Yost Free two-day shipping [on Amazon]. No, there’s always pressure…but I liked the whole question of identity and how we all pretend in our lives — that notion of playing roles and secrets and who’s going to get caught.
As Walter White, Bryan played one of TV’s most prominent antiheroes. Giovanni, do you consider your character, Marius, an antihero?
Ribisi In the technical definition that we have for antihero, yeah. But for me, what I’m concentrating on is really just the objective, which in the pilot is to extricate my brother Eddie [Michael Drayer] from the claws of Vince [Cranston]. It’s more about looking at what the character needs to do or what his agenda is at that moment.
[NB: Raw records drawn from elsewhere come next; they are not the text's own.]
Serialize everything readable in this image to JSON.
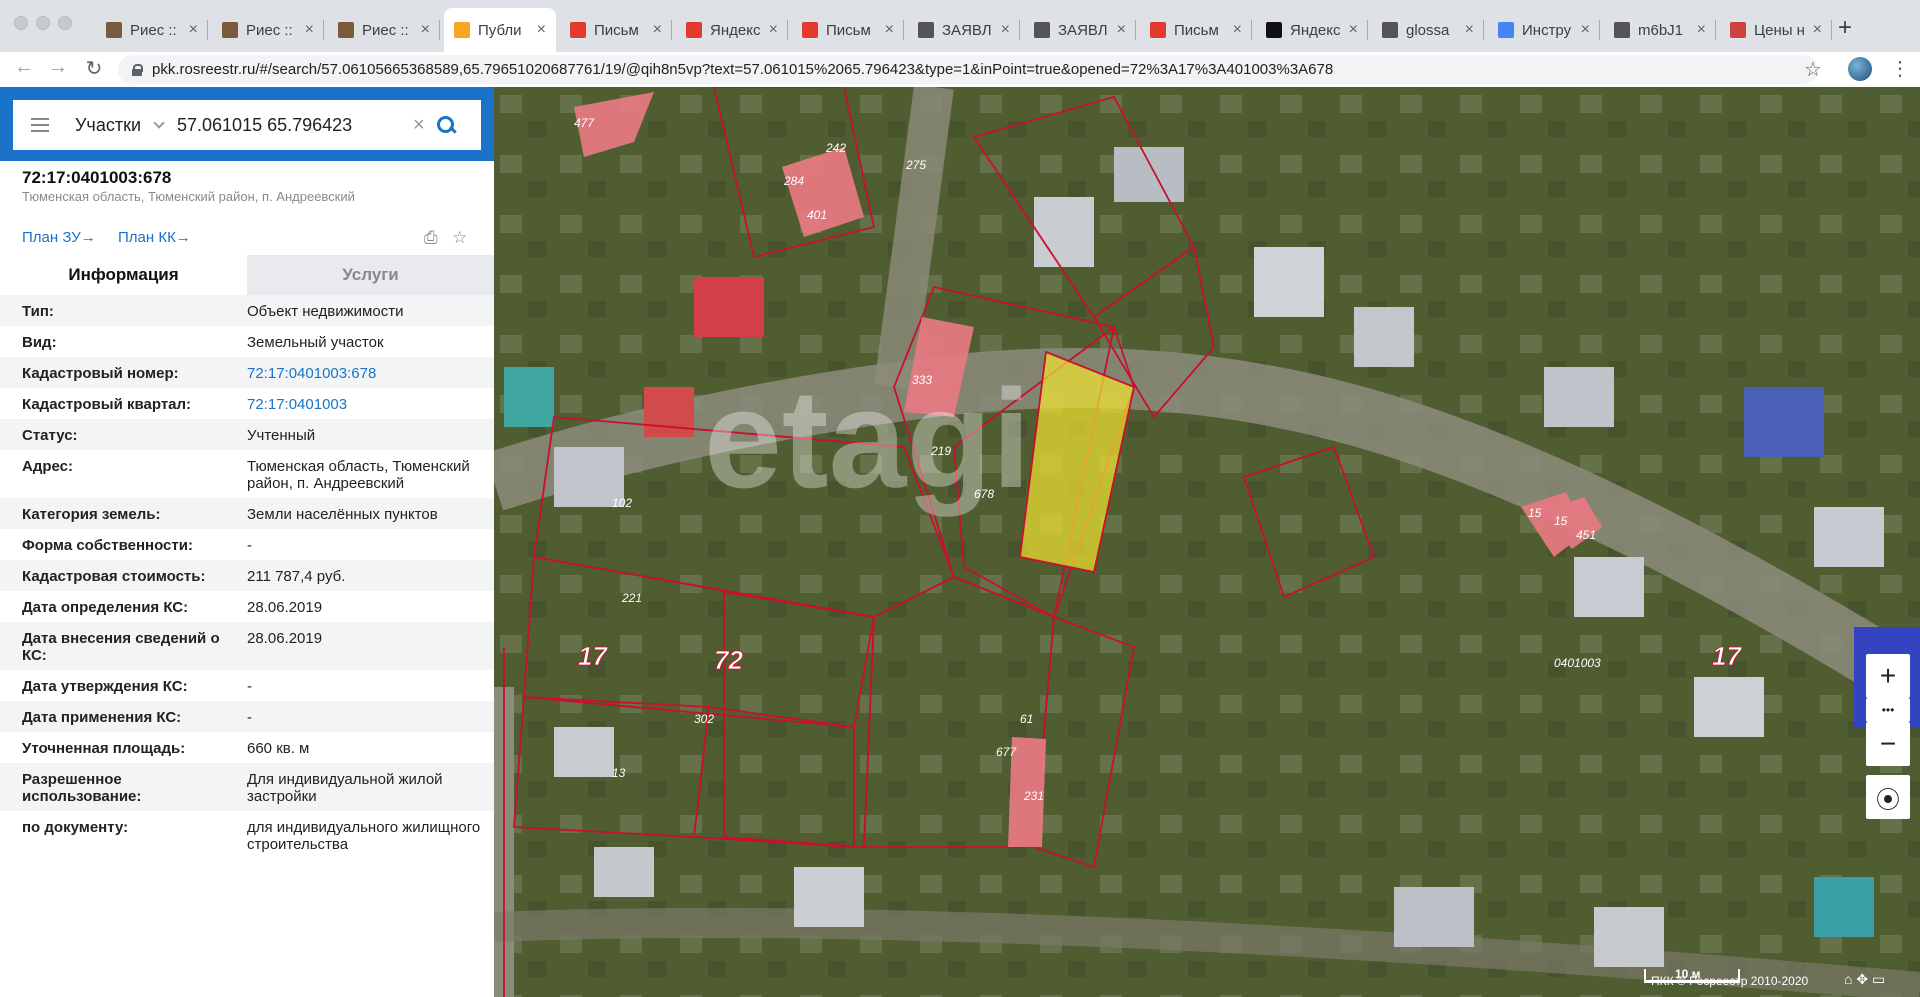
{
  "browser": {
    "tabs": [
      {
        "label": "Риес ::",
        "icon": "document-icon",
        "color": "#7a5c3b"
      },
      {
        "label": "Риес ::",
        "icon": "document-icon",
        "color": "#7a5c3b"
      },
      {
        "label": "Риес ::",
        "icon": "document-icon",
        "color": "#7a5c3b"
      },
      {
        "label": "Публи",
        "icon": "pkk-icon",
        "color": "#f5a623",
        "active": true
      },
      {
        "label": "Письм",
        "icon": "mail-icon",
        "color": "#e23a2f"
      },
      {
        "label": "Яндекс",
        "icon": "mail-icon",
        "color": "#e23a2f"
      },
      {
        "label": "Письм",
        "icon": "mail-icon",
        "color": "#e23a2f"
      },
      {
        "label": "ЗАЯВЛ",
        "icon": "globe-icon",
        "color": "#555555"
      },
      {
        "label": "ЗАЯВЛ",
        "icon": "globe-icon",
        "color": "#555555"
      },
      {
        "label": "Письм",
        "icon": "mail-icon",
        "color": "#e23a2f"
      },
      {
        "label": "Яндекс",
        "icon": "yandex-icon",
        "color": "#111111"
      },
      {
        "label": "glossa",
        "icon": "globe-icon",
        "color": "#555555"
      },
      {
        "label": "Инстру",
        "icon": "docs-icon",
        "color": "#4285f4"
      },
      {
        "label": "m6bJ1",
        "icon": "globe-icon",
        "color": "#555555"
      },
      {
        "label": "Цены н",
        "icon": "shop-icon",
        "color": "#d04040"
      }
    ],
    "close_glyph": "×",
    "new_tab_glyph": "+",
    "back_glyph": "←",
    "forward_glyph": "→",
    "reload_glyph": "↻",
    "url": "pkk.rosreestr.ru/#/search/57.06105665368589,65.79651020687761/19/@qih8n5vp?text=57.061015%2065.796423&type=1&inPoint=true&opened=72%3A17%3A401003%3A678",
    "star_glyph": "☆",
    "menu_glyph": "⋮"
  },
  "search": {
    "category": "Участки",
    "query": "57.061015 65.796423",
    "clear_glyph": "×",
    "collapse_glyph": "‹"
  },
  "object": {
    "cadastral_number": "72:17:0401003:678",
    "address": "Тюменская область, Тюменский район, п. Андреевский",
    "plan_zu": "План ЗУ→",
    "plan_kk": "План КК→",
    "print_glyph": "⎙",
    "favorite_glyph": "☆"
  },
  "tabs": {
    "info": "Информация",
    "services": "Услуги"
  },
  "info_rows": [
    {
      "key": "Тип:",
      "value": "Объект недвижимости"
    },
    {
      "key": "Вид:",
      "value": "Земельный участок"
    },
    {
      "key": "Кадастровый номер:",
      "value": "72:17:0401003:678",
      "link": true
    },
    {
      "key": "Кадастровый квартал:",
      "value": "72:17:0401003",
      "link": true
    },
    {
      "key": "Статус:",
      "value": "Учтенный"
    },
    {
      "key": "Адрес:",
      "value": "Тюменская область, Тюменский район, п. Андреевский"
    },
    {
      "key": "Категория земель:",
      "value": "Земли населённых пунктов"
    },
    {
      "key": "Форма собственности:",
      "value": "-"
    },
    {
      "key": "Кадастровая стоимость:",
      "value": "211 787,4 руб."
    },
    {
      "key": "Дата определения КС:",
      "value": "28.06.2019"
    },
    {
      "key": "Дата внесения сведений о КС:",
      "value": "28.06.2019"
    },
    {
      "key": "Дата утверждения КС:",
      "value": "-"
    },
    {
      "key": "Дата применения КС:",
      "value": "-"
    },
    {
      "key": "Уточненная площадь:",
      "value": "660 кв. м"
    },
    {
      "key": "Разрешенное использование:",
      "value": "Для индивидуальной жилой застройки"
    },
    {
      "key": "по документу:",
      "value": "для индивидуального жилищного строительства"
    }
  ],
  "map": {
    "watermark": "etagi",
    "parcel_labels": [
      {
        "text": "477"
      },
      {
        "text": "284"
      },
      {
        "text": "401"
      },
      {
        "text": "242"
      },
      {
        "text": "275"
      },
      {
        "text": "333"
      },
      {
        "text": "219"
      },
      {
        "text": "678"
      },
      {
        "text": "102"
      },
      {
        "text": "15"
      },
      {
        "text": "15"
      },
      {
        "text": "451"
      },
      {
        "text": "221"
      },
      {
        "text": "302"
      },
      {
        "text": "61"
      },
      {
        "text": "677"
      },
      {
        "text": "231"
      },
      {
        "text": "13"
      },
      {
        "text": "0401003"
      }
    ],
    "block_labels": [
      {
        "text": "17"
      },
      {
        "text": "72"
      },
      {
        "text": "17"
      }
    ],
    "zoom_in_glyph": "+",
    "more_glyph": "•••",
    "zoom_out_glyph": "−",
    "compass_glyph": "⦿",
    "scale": "10 м",
    "copyright": "ПКК © Росреестр 2010-2020",
    "corner_glyphs": "⌂ ✥ ▭",
    "colors": {
      "selected_parcel": "#f2e531",
      "building": "#e87a82",
      "boundary": "#c8102e"
    }
  }
}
Margo, what’s it like playing someone who seems to know more than the characters around her?
Martindale It’s fun because my character [Pete’s grandmother] is a very distrustful, suspicious person — and very perceptive. She’s always looking out for the lie, the con, the whatever. So this guy shows up and I don’t know who he is, but he says he’s our grandson. And I don’t want him to go, because I need help with my family [bail bond] business and he seems to know some things. Maybe there’s more to what I think of him. Of course, that hasn’t been revealed to me yet by Graham Yost. (Laughs.)
For the rest of you, how much do you like to know in terms of what’s coming for your characters?
Yost Margo gives me crap because when we worked on Justified together, I forgot to tell her that her character was dying off in the last episode. On my screensaver on my computer for a year was Margo doing this (puts both middle fingers up) to me. (Laughter.)
Ireland As perverse as it sounds, I really enjoy the element of TV where you don’t know what you’re going to get to do next week — and hopefully finding some new little annex of my character that I didn’t know existed. That’s part of the thrill of TV in particular, as opposed to doing a film where you already know the ending.
Bryan, when did you decide you would act in the series as well?
Cranston I was waiting for Giovanni to stumble, and I would do a tap out. Thanks, kid. (Laughter.) No, it wasn’t my intention at all. When we got the mandate from Amazon to refresh the series in a serialized manner, we had three weeks. So we had to quickly put a couple of scenes at the end together, and we had to find the [bad guy], Vince. It was a character that was right for me.… And if it helps in any way, I’m all for that [as a] producer. I told Graham, “My agents are asking, ‘How long are you going to be on this show?’ I told them that I don’t know.” I wanted Graham to go wherever he wanted to go with it. Going into the first day of shooting, I had no idea if I was going to be in every episode, every other episode.… It turns out that it became this involved thing — and it may continue [in season two].
Does the show lend itself to binge-viewing or is it better savored week to week?
Yost Because the first season of the show takes place over a 10-day span, I think there’s a drive to it, and people are going to want to watch it fairly quickly. One of the things Amazon instructed us to do — because this is the first time any of us have done a streaming show — is to have something at the end of every episode that makes people want to let that little clock roll out so they’ll start the next episode. That was a fun challenge to be given.
What is the sneakiest thing that you’ve ever done?
Cranston A dear friend of mine, an actor whom I met on a soap opera 35 years ago, was getting married, and I knew all of the details of the wedding. So I wrote a fan letter to him as some female hick from some trailer park somewhere. “I don’t want you to marry no woman other than me.” I would send one a week. Like, “Goddamn you! You can’t marry that bitch! I’m gonna stop it!” They just kept getting crazier and crazier, and I would reference the date of the wedding and the church [where it was being held]. My friend came to me: “You’ve got to help me. There’s someone, she’s crazy.…” He was shaking. “She knows where [the wedding] is, she knows what time it is.” And I go, “Oh my God, it’s like I wrote it myself.” And then he just looked at me. “Son of a bitch!”
This story first appeared in the Feb. 3 issue of The Hollywood Reporter magazine. To receive the magazine, click here to subscribe.